Compare this to Metal Gear Solid 4: Guns of the Patriots, a game that features a lengthy sequence in which Solid Snake, the rapidly deteriorating main character, has to struggle through a murderous hallway filled with microwave emitters. The scene takes place during the Guns of the Patriots‘ climax, a time when the story’s heroes are inches away from achieving their nearly impossible goal of toppling the series’ main antagonist. In order to get down the hallway the player has to mash the triangle button on their controller until their wrists and thumbs are aching. Hideo Kojima, Guns of the Patriots‘ detail obsessed director+, gets his audience to feel (a greatly minimized version of) Solid Snake’s pain while he pushes forward. His willingness to continue onward despite being tired and beat down becomes our own. While this segment certainly isn’t much fun to play through, it’s a fantastic way to enhance the level of connection that already exists between the person on the couch and the person on the screen.
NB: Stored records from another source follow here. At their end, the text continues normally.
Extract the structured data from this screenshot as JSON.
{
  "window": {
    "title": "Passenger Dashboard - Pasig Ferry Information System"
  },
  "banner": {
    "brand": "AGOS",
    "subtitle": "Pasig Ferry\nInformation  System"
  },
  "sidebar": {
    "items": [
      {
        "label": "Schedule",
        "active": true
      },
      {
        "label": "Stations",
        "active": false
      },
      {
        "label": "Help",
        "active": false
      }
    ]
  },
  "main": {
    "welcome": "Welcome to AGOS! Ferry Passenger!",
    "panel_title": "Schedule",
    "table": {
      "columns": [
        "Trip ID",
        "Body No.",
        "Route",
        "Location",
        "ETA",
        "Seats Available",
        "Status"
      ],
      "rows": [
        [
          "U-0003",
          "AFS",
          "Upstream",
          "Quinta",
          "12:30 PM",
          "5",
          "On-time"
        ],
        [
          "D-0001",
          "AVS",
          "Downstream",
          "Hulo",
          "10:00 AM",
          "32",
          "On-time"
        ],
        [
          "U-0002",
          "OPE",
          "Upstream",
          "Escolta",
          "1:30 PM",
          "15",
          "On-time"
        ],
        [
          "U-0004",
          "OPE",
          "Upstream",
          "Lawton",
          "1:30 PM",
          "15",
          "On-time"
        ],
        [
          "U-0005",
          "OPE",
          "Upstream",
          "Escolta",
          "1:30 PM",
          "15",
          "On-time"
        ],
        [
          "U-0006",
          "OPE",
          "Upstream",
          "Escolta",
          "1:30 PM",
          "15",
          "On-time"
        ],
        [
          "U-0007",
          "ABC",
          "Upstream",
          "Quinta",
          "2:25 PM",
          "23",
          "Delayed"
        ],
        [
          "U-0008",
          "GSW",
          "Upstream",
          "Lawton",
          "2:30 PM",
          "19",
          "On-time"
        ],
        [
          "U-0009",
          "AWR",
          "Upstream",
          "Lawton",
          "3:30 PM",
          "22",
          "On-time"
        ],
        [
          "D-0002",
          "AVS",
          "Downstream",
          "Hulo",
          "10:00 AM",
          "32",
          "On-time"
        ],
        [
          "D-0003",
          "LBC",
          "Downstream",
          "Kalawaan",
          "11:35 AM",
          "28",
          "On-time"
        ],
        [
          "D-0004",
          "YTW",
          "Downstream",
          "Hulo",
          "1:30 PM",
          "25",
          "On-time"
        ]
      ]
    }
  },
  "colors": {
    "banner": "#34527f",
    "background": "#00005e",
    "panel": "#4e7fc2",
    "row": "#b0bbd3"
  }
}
Both of these examples ultimately ask the fundamental question of what we expect from our media. Guns of the Patriots‘ hallway and The Last of Us‘ single player aren’t always enjoyable, but they do impart something worthwhile. Would either game have been better if designed differently? Probably not. Much of what makes them special is the insistence on foregoing fun in favour of properly taking advantage of an interactive medium’s unique advantages. Not every game has to be extremely difficult, tiring or laser-focused on echoing story through gameplay, but these are all valid options for developers who wish to to use them in their work. Asking every videogame to be fun is an increasingly antiquated demand and one that makes less and less sense as innovative designers continue to experiment with the boundaries of interactive narrative. There will always be room in the world for purely entertaining games (I hope) and there should be space for less traditional experiences to exist as well.
+ Alongside Shuyo Murata. Nobody ever gives poor ol’ Murata his due so I’m going to.
Reid McCarter is a writer, editor and musician living and working in Toronto. He has written for sites and magazines including Kill Screen, The Escapist and C&G Magazine. He maintains literature and music blog, Sasquatch Radio, and, more importantly, founded, writes and is editor-in-extremis for videogame site Digital Love Child. His Tweet-fu is strong @reidmccarter.